A new breed of golf shirts has come onto the market in recent years, some apparently containing edgier technology than the iPhone 5. They are ultra light, wick away sweat and dry faster than an industrial Maytag. Some offer protection from the sun’s ultra-violet rays. Still others contain anti-odor properties, a most comforting thought when ordering a brew from the too cute bartender at the 19th hole.
However, on golfers who are only a few pounds above their optimum weight, the cut and drape of some of these modern fabrics grossly emphasize the most modest Budweiser tuber, a fun-house mirror of clothing that causes even Regular Guys to ask in wonder, “Does this make me look fat?”
While the answer is often yes, an exception is the Fila Golf Phoenix Golf Polo, the body of which is 91 percent recycled Polyester and 9 percent Lycra, which gives it an environmental cache. The mesh inserts that put a little thickness into the shoulders and collar are 93 percent Nylon and 7 percent Spandex. This shirt, which retails for $80, also dries quickly and has anti-bacterial properties.
Moreover, in dark blue in particular, it hides that tell tale flubber like the thick cotton pique shirts of old.

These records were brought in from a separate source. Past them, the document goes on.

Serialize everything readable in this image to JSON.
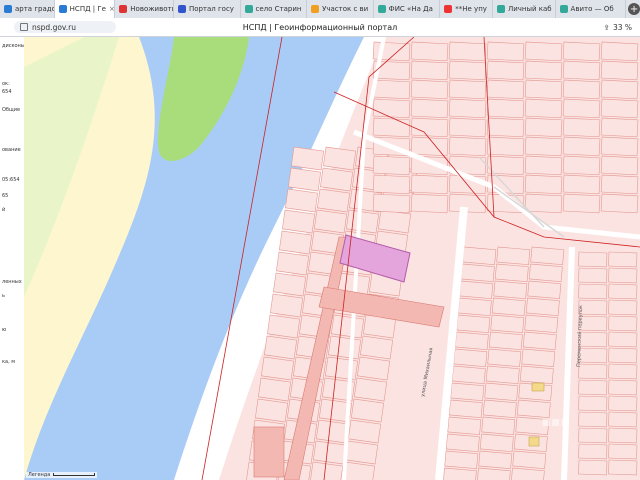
{
  "browser": {
    "tabs": [
      {
        "label": "арта градо",
        "color": "#2a7bd3",
        "active": false
      },
      {
        "label": "НСПД | Ге",
        "color": "#2a7bd3",
        "active": true
      },
      {
        "label": "Новоживоти",
        "color": "#d33",
        "active": false
      },
      {
        "label": "Портал госу",
        "color": "#3355cc",
        "active": false
      },
      {
        "label": "село Старин",
        "color": "#3a9",
        "active": false
      },
      {
        "label": "Участок с ви",
        "color": "#f0a020",
        "active": false
      },
      {
        "label": "ФИС «На Да",
        "color": "#3a9",
        "active": false
      },
      {
        "label": "**Не упу",
        "color": "#e33",
        "active": false
      },
      {
        "label": "Личный каб",
        "color": "#3a9",
        "active": false
      },
      {
        "label": "Авито — Об",
        "color": "#3a9",
        "active": false
      }
    ],
    "new_tab": "+",
    "url": "nspd.gov.ru",
    "page_title": "НСПД | Геоинформационный портал",
    "zoom": "33 %"
  },
  "side_panel": {
    "lines": [
      "дисконый",
      "ок:",
      "654",
      "Общие",
      "ование",
      "05:654",
      "65",
      "й",
      "ленных",
      "ь",
      "ю",
      "ка, м"
    ]
  },
  "map": {
    "streets": [
      "улица Михаильная",
      "Переменский переулок"
    ],
    "scale_label": "Легенда",
    "colors": {
      "water": "#a9ccf6",
      "grass": "#a9dd7c",
      "land_light": "#fdf6cf",
      "parcel_fill": "#fbe3e1",
      "parcel_border": "#e39a94",
      "selected": "#e4a4dc",
      "road": "#ffffff",
      "boundary": "#cc2222"
    }
  }
}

The Oscar Madison Rumple
OK, this feature doesn’t matter much to young flat-bellies, although according to national obesity statistics that’s a shrinking demographic, so to speak. And if you’ve developed a Maltbie style gut, a fellow has no choice but to bear such prosperity with pride. But a player who looks good on the course often feels good on the course, and in turn might play better. Or, at least the shirt fits well and remains comfortable on a hot day.
Yet another trait the Fila Polo shares with other 21st century fabrics is that the shirts simply don’t wrinkle, unlike those cotton shirts that looked crisp until the second time through the wash, and then devolved into a shop rag. In fact, in the tradition of Oscar Madison, most sportswriters can rumple a shirt with a mere glance. But these new fabrics are a veritable French Resistance against crooked creases, even for the slovenly, and make golf travel a much better experience.
Indeed, who wants to press shirts with those cheap hotel irons and wobbly ironing boards? Not this non-morning person. And while I’m not exactly committed to vanity – – just ask the wife – – I like to look OK, even when only ten pounds over fighting weight. And that, I think, is true for a lot of other golfers, who appreciate a light, flexible, dry and wrinkle-free shirt that feels good and looks even better.